Your assignment
Look through the entries below and report how many lines hold the string "down". Only the number is wanted.

Records for the task START

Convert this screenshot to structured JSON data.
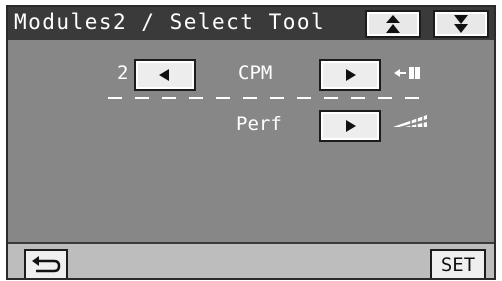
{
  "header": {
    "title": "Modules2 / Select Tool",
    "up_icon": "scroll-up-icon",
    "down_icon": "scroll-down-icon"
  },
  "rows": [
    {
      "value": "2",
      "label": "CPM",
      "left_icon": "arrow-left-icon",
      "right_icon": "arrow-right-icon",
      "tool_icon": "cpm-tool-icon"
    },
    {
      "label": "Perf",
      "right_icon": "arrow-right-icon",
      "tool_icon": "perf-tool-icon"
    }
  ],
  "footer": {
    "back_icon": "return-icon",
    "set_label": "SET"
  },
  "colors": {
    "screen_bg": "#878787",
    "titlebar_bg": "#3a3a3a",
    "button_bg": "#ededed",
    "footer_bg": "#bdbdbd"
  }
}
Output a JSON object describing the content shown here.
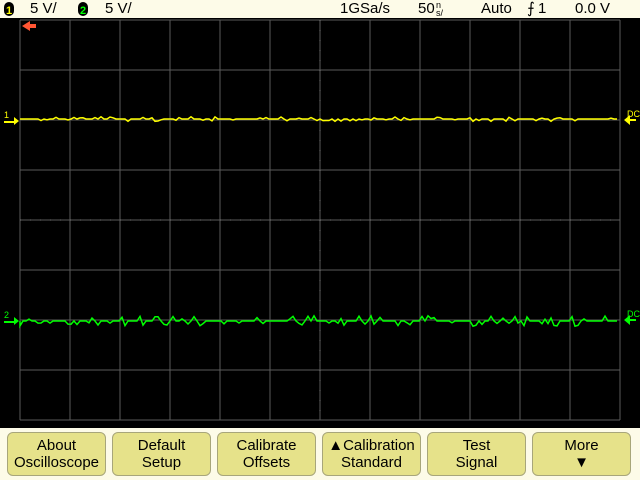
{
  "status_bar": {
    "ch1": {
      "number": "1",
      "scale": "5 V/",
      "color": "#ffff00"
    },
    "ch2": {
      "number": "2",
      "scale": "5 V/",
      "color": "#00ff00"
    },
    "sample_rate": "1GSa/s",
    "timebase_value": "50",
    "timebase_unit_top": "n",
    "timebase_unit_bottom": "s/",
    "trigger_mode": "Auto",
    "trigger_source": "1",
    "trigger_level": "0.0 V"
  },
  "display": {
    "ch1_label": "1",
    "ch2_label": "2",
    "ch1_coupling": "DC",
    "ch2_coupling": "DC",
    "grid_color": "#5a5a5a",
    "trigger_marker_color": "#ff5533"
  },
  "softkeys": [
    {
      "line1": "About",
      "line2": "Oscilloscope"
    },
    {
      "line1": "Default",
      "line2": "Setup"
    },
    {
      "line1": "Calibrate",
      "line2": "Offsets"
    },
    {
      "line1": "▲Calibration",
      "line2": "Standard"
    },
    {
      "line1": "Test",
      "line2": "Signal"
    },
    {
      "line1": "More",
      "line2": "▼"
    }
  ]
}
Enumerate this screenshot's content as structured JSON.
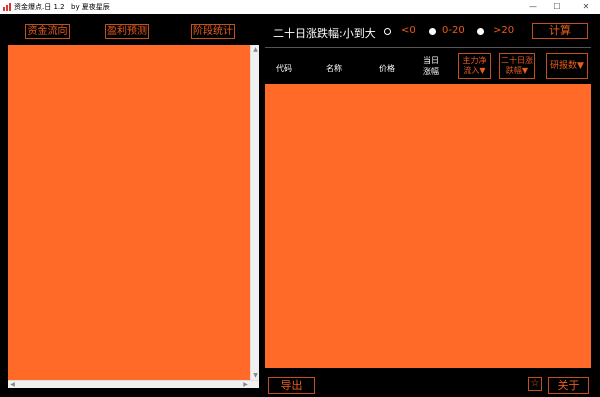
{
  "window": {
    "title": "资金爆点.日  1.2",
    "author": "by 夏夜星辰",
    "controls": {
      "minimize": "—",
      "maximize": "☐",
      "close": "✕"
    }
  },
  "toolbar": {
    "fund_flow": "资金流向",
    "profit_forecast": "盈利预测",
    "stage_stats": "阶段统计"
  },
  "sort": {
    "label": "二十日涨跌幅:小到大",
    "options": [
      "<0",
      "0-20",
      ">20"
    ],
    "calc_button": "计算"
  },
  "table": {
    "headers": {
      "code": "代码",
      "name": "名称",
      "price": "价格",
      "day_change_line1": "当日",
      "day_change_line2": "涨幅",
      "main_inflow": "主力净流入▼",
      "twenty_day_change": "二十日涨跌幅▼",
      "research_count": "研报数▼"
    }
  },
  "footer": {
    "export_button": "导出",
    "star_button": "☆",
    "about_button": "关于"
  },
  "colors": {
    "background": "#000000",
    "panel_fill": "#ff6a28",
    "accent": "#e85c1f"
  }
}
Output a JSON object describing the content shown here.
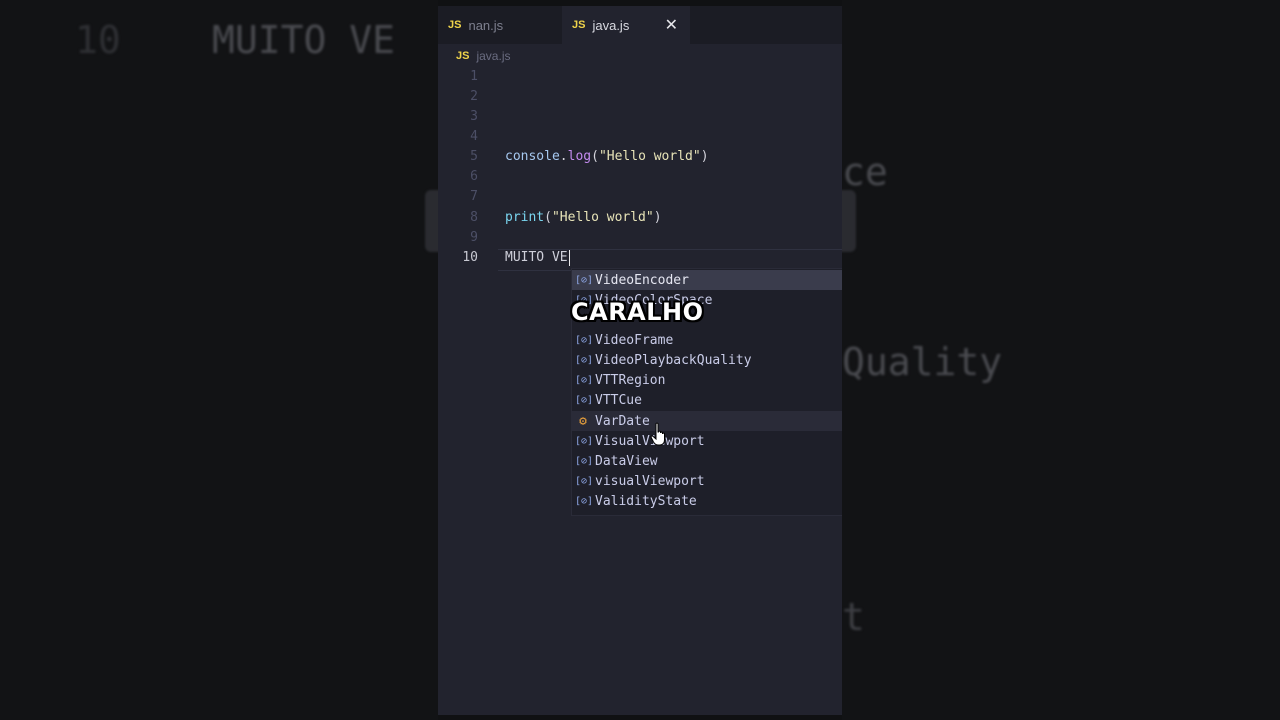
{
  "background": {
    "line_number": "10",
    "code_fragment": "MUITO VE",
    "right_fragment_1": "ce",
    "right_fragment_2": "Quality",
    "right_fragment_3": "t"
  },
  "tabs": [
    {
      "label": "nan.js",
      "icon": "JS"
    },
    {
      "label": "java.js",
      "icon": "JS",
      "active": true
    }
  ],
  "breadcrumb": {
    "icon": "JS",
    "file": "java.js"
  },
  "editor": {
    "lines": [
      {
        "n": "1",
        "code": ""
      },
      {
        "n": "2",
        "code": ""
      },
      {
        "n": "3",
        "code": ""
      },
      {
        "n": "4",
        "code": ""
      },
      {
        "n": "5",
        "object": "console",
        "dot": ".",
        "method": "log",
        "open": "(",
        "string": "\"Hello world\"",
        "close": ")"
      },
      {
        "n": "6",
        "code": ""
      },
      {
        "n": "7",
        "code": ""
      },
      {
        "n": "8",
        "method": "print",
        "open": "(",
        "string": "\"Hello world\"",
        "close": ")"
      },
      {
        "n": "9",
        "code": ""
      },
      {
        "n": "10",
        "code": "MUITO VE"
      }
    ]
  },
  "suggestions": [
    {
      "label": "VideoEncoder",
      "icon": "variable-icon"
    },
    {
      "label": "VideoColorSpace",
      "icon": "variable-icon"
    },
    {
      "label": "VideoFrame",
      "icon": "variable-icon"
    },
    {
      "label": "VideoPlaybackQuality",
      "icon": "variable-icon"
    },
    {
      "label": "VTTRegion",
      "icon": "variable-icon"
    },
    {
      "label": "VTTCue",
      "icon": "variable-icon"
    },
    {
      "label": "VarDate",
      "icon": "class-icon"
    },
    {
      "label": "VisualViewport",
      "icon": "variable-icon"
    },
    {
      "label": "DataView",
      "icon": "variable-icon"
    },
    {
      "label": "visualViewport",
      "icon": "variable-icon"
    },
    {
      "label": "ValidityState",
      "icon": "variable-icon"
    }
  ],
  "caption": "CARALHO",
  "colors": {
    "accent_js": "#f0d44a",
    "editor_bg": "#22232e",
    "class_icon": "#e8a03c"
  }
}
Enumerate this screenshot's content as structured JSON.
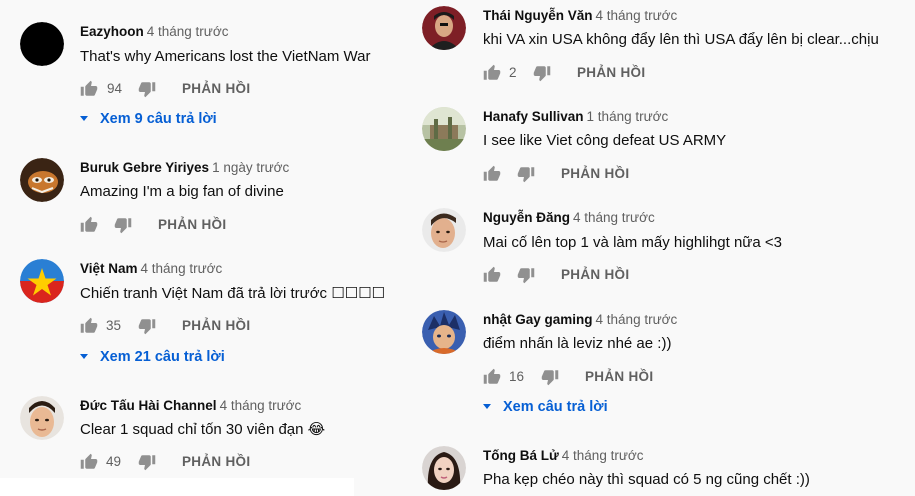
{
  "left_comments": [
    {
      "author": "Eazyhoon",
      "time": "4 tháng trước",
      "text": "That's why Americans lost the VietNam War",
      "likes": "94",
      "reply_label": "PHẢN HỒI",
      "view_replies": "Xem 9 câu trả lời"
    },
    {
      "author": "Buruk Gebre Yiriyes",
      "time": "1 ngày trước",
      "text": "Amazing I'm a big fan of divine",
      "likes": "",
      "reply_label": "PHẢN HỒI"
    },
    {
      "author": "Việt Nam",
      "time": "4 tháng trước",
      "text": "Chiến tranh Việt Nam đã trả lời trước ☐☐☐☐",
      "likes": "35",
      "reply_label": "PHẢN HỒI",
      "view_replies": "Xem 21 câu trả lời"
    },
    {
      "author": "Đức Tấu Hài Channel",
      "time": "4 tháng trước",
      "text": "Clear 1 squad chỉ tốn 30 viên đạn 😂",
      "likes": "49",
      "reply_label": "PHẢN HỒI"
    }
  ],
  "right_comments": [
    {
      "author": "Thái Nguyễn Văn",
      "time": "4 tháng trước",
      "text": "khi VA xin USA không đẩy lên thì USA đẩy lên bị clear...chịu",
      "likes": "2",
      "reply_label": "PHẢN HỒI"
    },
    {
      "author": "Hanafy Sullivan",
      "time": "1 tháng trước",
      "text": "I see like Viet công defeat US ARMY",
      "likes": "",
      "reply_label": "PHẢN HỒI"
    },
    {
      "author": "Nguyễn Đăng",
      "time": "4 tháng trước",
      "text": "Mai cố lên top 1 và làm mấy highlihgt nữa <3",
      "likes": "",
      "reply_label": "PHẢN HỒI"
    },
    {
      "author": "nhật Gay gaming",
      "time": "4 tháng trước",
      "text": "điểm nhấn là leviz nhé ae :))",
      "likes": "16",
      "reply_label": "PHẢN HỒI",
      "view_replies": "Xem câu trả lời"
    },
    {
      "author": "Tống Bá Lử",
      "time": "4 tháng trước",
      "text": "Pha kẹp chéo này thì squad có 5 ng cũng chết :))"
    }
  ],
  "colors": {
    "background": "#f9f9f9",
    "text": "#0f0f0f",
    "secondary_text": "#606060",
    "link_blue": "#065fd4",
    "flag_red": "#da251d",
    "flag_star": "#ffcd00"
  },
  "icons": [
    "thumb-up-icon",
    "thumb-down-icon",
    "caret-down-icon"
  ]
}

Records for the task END

Output for this task
3